Sketch-comedy shows have the advantage of being presented in short bites, presumably easily digestible. However, shorter is not always better, as proven by the less-than-ready players who perform the sketches of I'm Just Sayin'. The five members of this cast are particularly short on writing skills, starting with an unpleasant piece about worker safety that is chock-full of death and disfigurement with little to laugh about, alas. A takeoff on Abbott and Costello's "Who's on First?" is painful to sit through. Jesus being taken to a private school is an interesting idea that fizzles because there is nothing more than the son of God killing and resurrecting those who would not have him attend. You don't have to be a fundamentalist to find this execrable.
Some works tickled the funny bone. A faux commercial for "medicated meat," to be applied to painful naughty bits of the anatomy, is delightfully bizarre. "Showdown" breaks the convention of Old West gunslinging by having inappropriate weapons and hilarious arguments about the English lexicon. It is one of the few bits in which the energy of players Ray Klein, Cynthia Rube, Cameron Fife, Andrea Cansler, and the consistently enjoyable Bruce Green is consistent and balanced.
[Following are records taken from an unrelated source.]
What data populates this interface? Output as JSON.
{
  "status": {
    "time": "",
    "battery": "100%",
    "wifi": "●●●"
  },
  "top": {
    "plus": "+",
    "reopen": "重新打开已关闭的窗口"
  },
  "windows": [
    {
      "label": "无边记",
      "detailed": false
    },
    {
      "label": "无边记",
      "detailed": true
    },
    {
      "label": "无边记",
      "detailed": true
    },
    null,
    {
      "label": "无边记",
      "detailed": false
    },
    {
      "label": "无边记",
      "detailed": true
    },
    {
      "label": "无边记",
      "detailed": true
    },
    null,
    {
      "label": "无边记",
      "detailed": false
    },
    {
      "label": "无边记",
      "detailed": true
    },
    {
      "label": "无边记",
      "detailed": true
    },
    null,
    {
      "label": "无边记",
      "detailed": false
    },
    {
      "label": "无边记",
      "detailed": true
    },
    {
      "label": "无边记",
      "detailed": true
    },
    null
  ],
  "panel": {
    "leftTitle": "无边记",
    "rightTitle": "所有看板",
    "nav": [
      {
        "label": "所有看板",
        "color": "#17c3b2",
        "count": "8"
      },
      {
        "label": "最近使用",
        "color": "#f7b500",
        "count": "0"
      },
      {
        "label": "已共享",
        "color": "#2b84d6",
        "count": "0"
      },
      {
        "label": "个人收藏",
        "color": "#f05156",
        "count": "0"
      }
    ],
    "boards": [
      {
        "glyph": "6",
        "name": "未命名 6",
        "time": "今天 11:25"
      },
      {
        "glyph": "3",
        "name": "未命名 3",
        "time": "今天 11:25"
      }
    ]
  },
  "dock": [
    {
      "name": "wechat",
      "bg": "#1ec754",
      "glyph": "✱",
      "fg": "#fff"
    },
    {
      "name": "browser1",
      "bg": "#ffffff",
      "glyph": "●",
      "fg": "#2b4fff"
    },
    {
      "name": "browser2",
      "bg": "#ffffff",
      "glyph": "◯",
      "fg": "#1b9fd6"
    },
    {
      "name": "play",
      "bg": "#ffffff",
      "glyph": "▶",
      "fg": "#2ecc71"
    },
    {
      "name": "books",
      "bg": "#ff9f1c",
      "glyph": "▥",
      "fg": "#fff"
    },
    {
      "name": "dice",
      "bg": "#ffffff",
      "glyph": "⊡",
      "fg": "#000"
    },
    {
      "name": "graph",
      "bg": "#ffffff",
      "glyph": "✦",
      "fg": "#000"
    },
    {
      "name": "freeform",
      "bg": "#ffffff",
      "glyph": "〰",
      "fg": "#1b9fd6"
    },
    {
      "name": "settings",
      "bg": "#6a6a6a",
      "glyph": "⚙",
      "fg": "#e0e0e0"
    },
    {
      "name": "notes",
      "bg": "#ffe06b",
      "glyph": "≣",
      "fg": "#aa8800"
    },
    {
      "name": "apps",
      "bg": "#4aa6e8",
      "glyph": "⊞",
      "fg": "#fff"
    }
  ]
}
When leader Klein closes the show as horny, pansexual aerobics instructor Mike Stimmons, finding reasons to grope and kiss both male and female students while leaping about in a horrifyingly amusing Spandex outfit, one sees what this group might have accomplished with uniformly stronger material. Michael Ross' sometimes lethargic direction and still-shaky tech elements undercut the group's effectiveness even further. I'm not sayin' there's no hope. I'm just sayin' you have to bat at least .500 during a sketch show.
Presented by Gordon McCleevy Productions at the Second City Studio Theatre, 8156 Melrose Ave., Hollywood. Thu. & Sat. 8 p.m. Sep. 21-30. (310) 266-9178.